*** DATASET ***

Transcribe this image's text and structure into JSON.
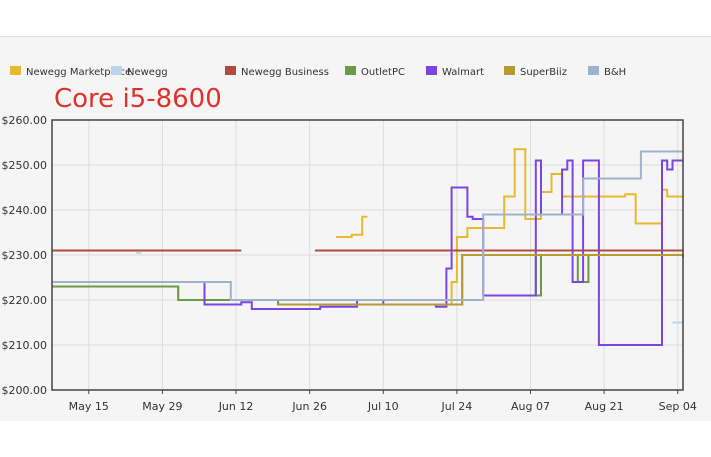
{
  "chart_data": {
    "type": "line",
    "title": "Core i5-8600",
    "xlabel": "",
    "ylabel": "",
    "x_ticks": [
      "May 15",
      "May 29",
      "Jun 12",
      "Jun 26",
      "Jul 10",
      "Jul 24",
      "Aug 07",
      "Aug 21",
      "Sep 04"
    ],
    "y_ticks": [
      "$200.00",
      "$210.00",
      "$220.00",
      "$230.00",
      "$240.00",
      "$250.00",
      "$260.00"
    ],
    "xlim": [
      "2018-05-08",
      "2018-09-05"
    ],
    "ylim": [
      200,
      260
    ],
    "grid": true,
    "legend_position": "top",
    "step": true,
    "series": [
      {
        "name": "Newegg Marketplace",
        "color": "#e6b92e",
        "segments": [
          [
            [
              "2018-05-08",
              223
            ],
            [
              "2018-06-01",
              220
            ],
            [
              "2018-06-20",
              219
            ],
            [
              "2018-07-22",
              219
            ],
            [
              "2018-07-23",
              224
            ],
            [
              "2018-07-24",
              234
            ],
            [
              "2018-07-26",
              236
            ],
            [
              "2018-08-02",
              243
            ],
            [
              "2018-08-04",
              253.5
            ],
            [
              "2018-08-06",
              238
            ],
            [
              "2018-08-09",
              244
            ],
            [
              "2018-08-11",
              248
            ],
            [
              "2018-08-13",
              243
            ],
            [
              "2018-08-25",
              243.5
            ],
            [
              "2018-08-27",
              237
            ],
            [
              "2018-09-01",
              244.5
            ],
            [
              "2018-09-02",
              243
            ],
            [
              "2018-09-05",
              243
            ]
          ],
          [
            [
              "2018-07-01",
              234
            ],
            [
              "2018-07-04",
              234.5
            ],
            [
              "2018-07-06",
              238.5
            ],
            [
              "2018-07-07",
              238.5
            ]
          ]
        ]
      },
      {
        "name": "Newegg",
        "color": "#bcd4ee",
        "segments": [
          [
            [
              "2018-05-24",
              230.5
            ],
            [
              "2018-05-25",
              230.5
            ]
          ],
          [
            [
              "2018-09-03",
              215
            ],
            [
              "2018-09-05",
              215
            ]
          ]
        ]
      },
      {
        "name": "Newegg Business",
        "color": "#b24a3f",
        "segments": [
          [
            [
              "2018-05-08",
              231
            ],
            [
              "2018-06-13",
              231
            ]
          ],
          [
            [
              "2018-06-27",
              231
            ],
            [
              "2018-09-05",
              231
            ]
          ]
        ]
      },
      {
        "name": "OutletPC",
        "color": "#6a9a42",
        "segments": [
          [
            [
              "2018-05-08",
              223
            ],
            [
              "2018-06-01",
              220
            ],
            [
              "2018-06-20",
              219
            ],
            [
              "2018-07-22",
              219
            ],
            [
              "2018-07-25",
              230
            ],
            [
              "2018-08-08",
              221
            ],
            [
              "2018-08-09",
              230
            ],
            [
              "2018-08-16",
              224
            ],
            [
              "2018-08-18",
              230
            ],
            [
              "2018-09-05",
              230
            ]
          ]
        ]
      },
      {
        "name": "Walmart",
        "color": "#7b45e0",
        "segments": [
          [
            [
              "2018-05-08",
              224
            ],
            [
              "2018-06-06",
              219
            ],
            [
              "2018-06-13",
              219.5
            ],
            [
              "2018-06-15",
              218
            ],
            [
              "2018-06-24",
              218
            ],
            [
              "2018-06-28",
              218.5
            ],
            [
              "2018-07-05",
              220
            ],
            [
              "2018-07-10",
              219
            ],
            [
              "2018-07-20",
              218.5
            ],
            [
              "2018-07-22",
              227
            ],
            [
              "2018-07-23",
              245
            ],
            [
              "2018-07-26",
              238.5
            ],
            [
              "2018-07-27",
              238
            ],
            [
              "2018-07-29",
              221
            ],
            [
              "2018-08-08",
              251
            ],
            [
              "2018-08-09",
              239
            ],
            [
              "2018-08-13",
              249
            ],
            [
              "2018-08-14",
              251
            ],
            [
              "2018-08-15",
              224
            ],
            [
              "2018-08-17",
              251
            ],
            [
              "2018-08-20",
              210
            ],
            [
              "2018-09-01",
              251
            ],
            [
              "2018-09-02",
              249
            ],
            [
              "2018-09-03",
              251
            ],
            [
              "2018-09-05",
              251
            ]
          ]
        ]
      },
      {
        "name": "SuperBiiz",
        "color": "#b59b34",
        "segments": [
          [
            [
              "2018-06-20",
              219
            ],
            [
              "2018-07-22",
              219
            ],
            [
              "2018-07-25",
              230
            ],
            [
              "2018-09-05",
              229.5
            ]
          ]
        ]
      },
      {
        "name": "B&H",
        "color": "#9fb2cb",
        "segments": [
          [
            [
              "2018-05-08",
              224
            ],
            [
              "2018-06-11",
              220
            ],
            [
              "2018-07-28",
              220
            ],
            [
              "2018-07-29",
              239
            ],
            [
              "2018-08-13",
              239
            ],
            [
              "2018-08-17",
              247
            ],
            [
              "2018-08-28",
              253
            ],
            [
              "2018-09-05",
              253
            ]
          ]
        ]
      }
    ]
  }
}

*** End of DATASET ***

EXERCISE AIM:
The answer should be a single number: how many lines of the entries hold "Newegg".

SOLUTION FOR THIS PROBLEM:
3